**Work order**
Please show each line of the listing where "TALLA" is present.

**Listed entries**
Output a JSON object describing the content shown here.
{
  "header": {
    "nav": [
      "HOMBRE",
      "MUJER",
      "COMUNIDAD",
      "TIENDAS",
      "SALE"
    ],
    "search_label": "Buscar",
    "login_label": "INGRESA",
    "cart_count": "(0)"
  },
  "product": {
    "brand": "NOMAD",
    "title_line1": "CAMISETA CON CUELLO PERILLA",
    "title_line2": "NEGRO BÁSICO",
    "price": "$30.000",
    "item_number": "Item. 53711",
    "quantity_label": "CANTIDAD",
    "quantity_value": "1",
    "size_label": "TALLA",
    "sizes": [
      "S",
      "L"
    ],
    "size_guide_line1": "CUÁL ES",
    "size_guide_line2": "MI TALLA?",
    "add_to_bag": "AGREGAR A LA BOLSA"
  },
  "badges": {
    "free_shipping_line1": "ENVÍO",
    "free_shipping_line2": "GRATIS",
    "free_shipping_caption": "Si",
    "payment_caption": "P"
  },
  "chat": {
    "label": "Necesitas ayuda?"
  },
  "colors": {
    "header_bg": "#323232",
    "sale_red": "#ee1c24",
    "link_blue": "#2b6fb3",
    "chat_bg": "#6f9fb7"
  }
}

**Exercise output**
    "size_label": "TALLA",
    "size_guide_line2": "MI TALLA?",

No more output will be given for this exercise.